A brief look at the decision by over 30 players not to wear the 'Kick it Out Campaign' T-shirt, and the response of the football establishment elite.
In the run up to this weekend’s premier league fixtures the sports pages were filled with stories regarding the black footballer Jason Roberts, and his decision to not wear a ‘Kick it Out Campaign’ shirt, prior to his teams match. Roberts said that:
"I find it hard to wear a T-shirt after what has happened in the last year. I won't wear one. I'm totally committed to kicking racism out of football but when there's a movement I feel represents the issue in the way that speaks for me and my colleagues, then I will happily support it. I think people feel let down by what used to be called 'Let's Kick Racism Out of Football'. People don't feel like they have been strong enough."
He came in for lots of criticism, in particular from Alex Ferguson, who had this to say:

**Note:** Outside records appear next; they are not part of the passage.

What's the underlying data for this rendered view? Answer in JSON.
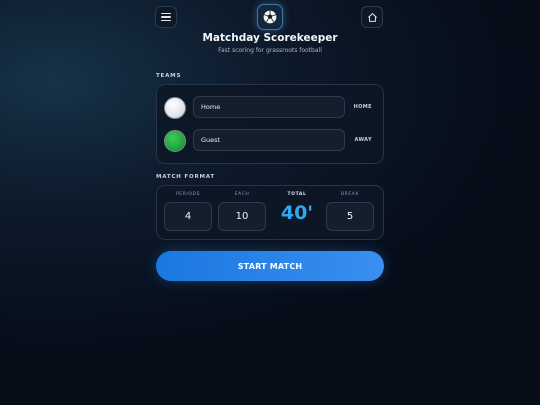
{
  "header": {
    "menu_icon": "hamburger-menu-icon",
    "logo_icon": "soccer-ball-icon",
    "home_icon": "home-icon",
    "title": "Matchday Scorekeeper",
    "subtitle": "Fast scoring for grassroots football"
  },
  "teams": {
    "section_label": "TEAMS",
    "home": {
      "name": "Home",
      "tag": "HOME",
      "color": "#ffffff"
    },
    "guest": {
      "name": "Guest",
      "tag": "AWAY",
      "color": "#1ea23a"
    }
  },
  "match_format": {
    "section_label": "MATCH FORMAT",
    "periods": {
      "label": "PERIODS",
      "value": "4"
    },
    "each": {
      "label": "EACH",
      "value": "10"
    },
    "total": {
      "label": "TOTAL",
      "value": "40'"
    },
    "break": {
      "label": "BREAK",
      "value": "5"
    }
  },
  "actions": {
    "start_label": "START MATCH"
  },
  "colors": {
    "accent": "#2fa8ef",
    "button": "#1a78e0",
    "background": "#0d1a2b"
  }
}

“I have to disagree with Jason Roberts. I think he is making the wrong point. Everyone should be united, with all the players in the country wearing the Kick It Out warm-up tops. I don't know what point he is trying to make. I don't know if he is trying to put himself on a different pedestal from everyone. But he really should be supporting all the rest of the players who are doing it. When you do something, and everyone believes in it, you should all do it together. There shouldn't be sheep wandering off. I think he is making the wrong message. All the players are wearing it. I have only heard that Jason Roberts is different – but he is very different. He plays a game and is in the studio 20 minutes after it. That is a great privilege."
Like everyone else I am aware of the high profile cases recently in which significantly differing punishments were given out to two different players, one of whom managed to get both his legal matters, and FA disciplinary deferred until after the European championships, to enable him to play for the national team. I hope that doesn’t sound too much like a conspiracy theory, but it is certainly how it appeared to me.
Ferguson, the media, and associated hangers-on, claim that the ‘Kick it Out Campaign’ are not to blame for the issues that Roberts raised. Not directly maybe. However, a brief internet trawl shows that the campaign is supported and funded by – the Football Association (FA), the Premier League, and the players union – the Professional Footballers Association (PFA).
So who exactly is responsible then? As it seems that all the key bodies in professional football (who are directly responsible) fund the Kick it Out Campaign as some kind of front group. The campaign is part of a UEFA (European wide) network of similar groups. It seems to me that the campaign is just a token, tick box exercise to give the illusion that changes are being made, and action being taken.
For the campaign to remain credible, all the players have to fall in line and wear the shirts, whether they agree with a token gesture or not.
Jason Roberts was being singled out as the ONLY player who would not be wearing the campaign shirt (although Joleon Lescott has refused since 2007).
However, to my surprise and delight, over thirty players refused to wear the Kick it Out Campaign shirt on Saturday:
Everton – Victor Anichebe, Sylvain Distin, Steven Pienaar.
QPR – Anton Ferdinand, Djbril Cisse, Shaun Wright-Phillips, Nedum Onouha, Junior Hoilett.
Manchester City – Michah Richards, Joleon Lescott
Manchester United – Rio Ferdinand
Reading – Jason Roberts
Stoke – Kenwyne Jones
Swansea – the entire team
Wigan – the entire team
Imagine the faces of the FA big-wigs after seeing such a response by the players. And also from Alex Ferguson, who manages a black player who had the audacity to go against his direct wishes to refuse to wear a shirt that gives the illusion that racism is being seriously tackled in football. This uppity black man will be “Dealt with” according to Ferguson.
Former players such as John Barnes are now wading in on the debate. He said that ‘Kick it Out’, have:
“No power to fine or ban people”
Quite right, however, the bodies that fund end ensure the very existence of the campaign do have those powers… So something is not right.
There was a prick on Sky Sports over the weekend, who basically suggested that as players are no longer having banana’s thrown at them (as was the case in his day) that they should “get over it”, and get behind the campaign.
Lord Ouseley, the chairman of the ‘Kick it Out Campaign’ said that he understood the player’s grievances, but that:
“Those grievances can only be addressed if we confront them, not by gestures of not wearing a T-shirt, but I understand why people don't do that”.
So not wearing a T-shirt is basically a token gesture? So what the fuck does this plum think actually wearing a T-shirt is?
I would have had no idea that the players would have been wearing the T-shirts this weekend if I had not known that Jason Roberts was refusing to wear one. So the refusal of Roberts and the other thirty players who refused to tow the establishment line has perhaps drawn more attention to the issues and to the campaign than would have otherwise been generated.
I for one fully support the players who refused to wear the shirt and doff their caps to the privileged handful who run football, and I hope that more follow.